In June 2022, an investigative report by Frontier Myanmar found that the project ‘has clearly enjoyed a reversal in fortunes’, observing that multi-storey hotels with signs in Burmese and Chinese had been built, in contrast to the construction sites they viewed on a previous visit two years ago. An official from the Department of Immigration in Myawaddy informed Frontier that there were 1,225 Chinese nationals legally residing at Shwe Kokko, with an unknown number believed to be working there illegally. The area remains under the tight control of the Border Guard Force, and information on what is going on inside the zone is scarce. However, Frontier found evidence that the now global industry of Chinese-led online scams has taken up roots there. According to an accountant working in the zone, companies are recruiting people to work in online scams there, sometimes on false pretences, luring workers with promises of high-paying jobs in casinos or online marketing. In what has become a common story across the region, especially in Cambodia, those who wish to leave are held against their will and forced to pay ‘compensation to leave’.
23 June 2022: Added information on project moving forward after the 2021 coup, as reported by Frontier Myanmar.
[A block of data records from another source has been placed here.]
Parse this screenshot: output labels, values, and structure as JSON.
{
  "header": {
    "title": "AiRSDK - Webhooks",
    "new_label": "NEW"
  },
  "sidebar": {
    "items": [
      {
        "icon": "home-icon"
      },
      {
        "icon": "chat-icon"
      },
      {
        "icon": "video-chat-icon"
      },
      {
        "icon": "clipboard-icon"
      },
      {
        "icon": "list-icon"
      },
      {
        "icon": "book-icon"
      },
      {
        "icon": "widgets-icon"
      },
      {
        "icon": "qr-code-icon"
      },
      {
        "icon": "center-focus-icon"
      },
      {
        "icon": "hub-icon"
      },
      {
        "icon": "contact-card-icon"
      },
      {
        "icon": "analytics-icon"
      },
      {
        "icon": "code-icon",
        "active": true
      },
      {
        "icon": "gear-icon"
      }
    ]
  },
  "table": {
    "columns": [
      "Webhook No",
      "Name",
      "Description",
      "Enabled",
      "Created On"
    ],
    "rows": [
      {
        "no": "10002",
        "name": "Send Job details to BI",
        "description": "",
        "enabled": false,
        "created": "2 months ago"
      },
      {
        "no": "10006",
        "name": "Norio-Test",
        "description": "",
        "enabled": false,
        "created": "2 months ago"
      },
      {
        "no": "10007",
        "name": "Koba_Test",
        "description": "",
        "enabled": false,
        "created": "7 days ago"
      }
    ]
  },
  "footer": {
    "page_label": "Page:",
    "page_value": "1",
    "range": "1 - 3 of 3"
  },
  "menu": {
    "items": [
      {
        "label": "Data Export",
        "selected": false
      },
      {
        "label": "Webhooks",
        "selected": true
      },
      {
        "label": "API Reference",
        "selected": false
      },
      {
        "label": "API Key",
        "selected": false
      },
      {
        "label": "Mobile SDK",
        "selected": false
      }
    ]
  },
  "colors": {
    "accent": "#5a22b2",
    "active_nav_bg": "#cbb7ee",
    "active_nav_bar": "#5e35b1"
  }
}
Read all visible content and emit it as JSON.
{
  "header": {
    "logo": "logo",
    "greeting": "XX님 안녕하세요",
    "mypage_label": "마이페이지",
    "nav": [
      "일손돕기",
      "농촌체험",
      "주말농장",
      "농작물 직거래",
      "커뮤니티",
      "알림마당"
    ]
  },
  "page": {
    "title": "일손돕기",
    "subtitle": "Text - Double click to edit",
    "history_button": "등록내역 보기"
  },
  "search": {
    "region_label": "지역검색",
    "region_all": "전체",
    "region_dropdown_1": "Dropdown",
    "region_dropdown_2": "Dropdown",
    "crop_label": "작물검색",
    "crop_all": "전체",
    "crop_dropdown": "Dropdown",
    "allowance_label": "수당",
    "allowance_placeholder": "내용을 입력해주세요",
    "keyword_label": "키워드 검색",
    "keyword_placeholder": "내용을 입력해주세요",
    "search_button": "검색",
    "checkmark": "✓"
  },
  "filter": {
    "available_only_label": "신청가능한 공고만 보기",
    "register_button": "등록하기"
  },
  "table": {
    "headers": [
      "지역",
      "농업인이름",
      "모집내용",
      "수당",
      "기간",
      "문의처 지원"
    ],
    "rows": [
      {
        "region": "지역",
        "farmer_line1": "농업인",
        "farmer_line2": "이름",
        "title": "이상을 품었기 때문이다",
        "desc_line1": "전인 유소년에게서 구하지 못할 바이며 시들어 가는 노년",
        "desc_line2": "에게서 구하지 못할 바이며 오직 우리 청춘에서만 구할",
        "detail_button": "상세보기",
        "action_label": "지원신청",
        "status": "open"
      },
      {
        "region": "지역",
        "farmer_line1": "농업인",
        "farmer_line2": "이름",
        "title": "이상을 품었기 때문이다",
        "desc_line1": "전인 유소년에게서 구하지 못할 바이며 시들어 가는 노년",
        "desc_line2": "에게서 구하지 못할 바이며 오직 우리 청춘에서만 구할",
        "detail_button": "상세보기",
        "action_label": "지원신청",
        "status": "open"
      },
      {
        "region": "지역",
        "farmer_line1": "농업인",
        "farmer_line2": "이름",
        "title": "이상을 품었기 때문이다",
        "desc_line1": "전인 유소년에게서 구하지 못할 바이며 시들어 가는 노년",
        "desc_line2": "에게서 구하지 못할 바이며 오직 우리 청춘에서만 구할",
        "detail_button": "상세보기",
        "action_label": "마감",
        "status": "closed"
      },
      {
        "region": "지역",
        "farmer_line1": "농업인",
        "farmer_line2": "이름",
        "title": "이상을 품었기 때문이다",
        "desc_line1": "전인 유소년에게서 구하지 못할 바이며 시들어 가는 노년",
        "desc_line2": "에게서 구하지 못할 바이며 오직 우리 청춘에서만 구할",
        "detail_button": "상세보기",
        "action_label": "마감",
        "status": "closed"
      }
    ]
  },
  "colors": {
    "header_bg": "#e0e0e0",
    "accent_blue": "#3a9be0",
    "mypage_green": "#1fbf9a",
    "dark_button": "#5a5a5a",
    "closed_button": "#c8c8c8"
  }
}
15 May 2021: Updated by the editors to reflect developments in Karen State as conflict between KNLA and Tatmadaw intensified following February coup. With BGF offering its support to the Tatmadaw, media reports indicate the investigation into the project may be dropped, and that it may restart as a BGF-Tatmadaw joint venture.